I felt compelled to clarify the commentary out “there” discussing the non-commercial short position in gold. An interviewee on one of the widely viewed precious metals and economic websites referenced the record “speculator” short position in Comex gold futures.
In my opinion this is misleading because it is the “managed money” segment of the non-commercial “speculator” trader category in the CFTC’s COT report that encompasses the entire net short position (click image to enlarge):
The image above shows the latest disaggregated COT report. The disaggregated COT report debuted in October 2009. Disaggregated data was made available going back to June 13, 2006. Previously the report was separated into “Commericials, large speculators and non-reportables.” The large speculators were the “managed money and other reportables.” The “managed money” is primarily hedge funds. No one outside of the Comex operators can say exactly what the “other reportable” category is (many attempts have been made to get clarification over the years). It’s likely larger pools of non-institutional capital like family office money and wealthy foundations. The “non-reportable” category is retail accounts.
I will note that when JP Morgan was caught and fined for mis-reporting the Comex silver futures trades it clears, the bank was caught stuffing trades that belonged in the “swap dealer” account into the “other reportable” account.
This clarification is important to point out for two reasons. First, as you can see, in the non-commercial trader accounts, the hedge funds comprise the entire amount of the non-commercial/non-bank net short position. The Other Reportables and Non-Reportables are net long.
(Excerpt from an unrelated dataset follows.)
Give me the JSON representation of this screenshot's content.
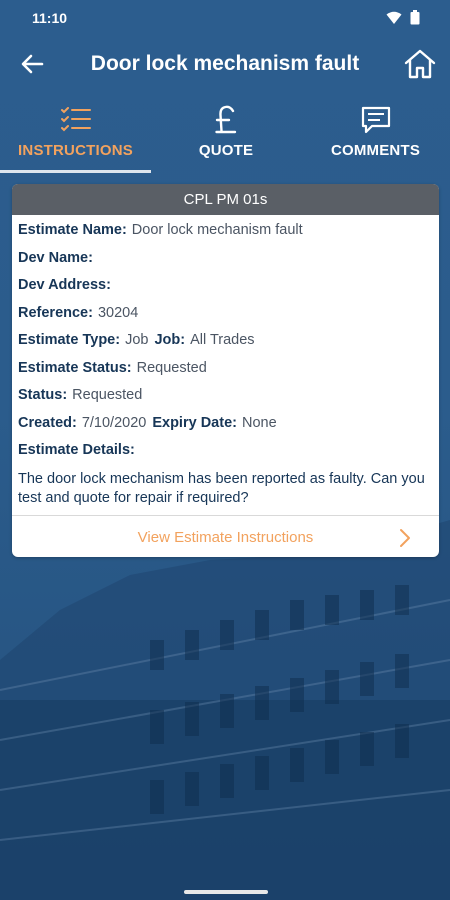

In fact, the Other Reportables increased its net long position last week.
Second, not only is the hedge fund net short position at a record level, the “Swap Dealer” (i.e. the banks) account is close to an all-time net long position at 31,259 contracts. Based on the historical disaggregated spreadsheet maintained by my business partner, the only time the bank net long position was larger was a two-week period in December 2015 (12/15 – 32,550 and 12/22 – 31,692) and a two-week period in July 2017. However, during the July 2017 period, when the swap dealers were net long at a record level, it was also accompanied by a net long position by the hedge funds. Overall the commercial category in mid-July 2017 was still short over 70,000 contracts (the “producer/merchant/processor/user” commercial category includes bank positions that are theoretically not used to hedge).
I wanted to clarify the issue with the COT report because it’s important to note that the banks are almost always right with their gold futures positioning and the hedge funds are almost always wrong. The implication of this is obvious.
I discuss the significance of the net long/net short positioning by the banks and the hedge funds in Comex gold futures with Trevor Hall of Clear Creek Digital in our collaborative project, Mining Stock Daily (click on image below to listen – this was recorded before Friday’s COT report was released):
Mining Stock Daily can also be accessed using Amazon Alexa, Google podcasts and Apple i-Tunes.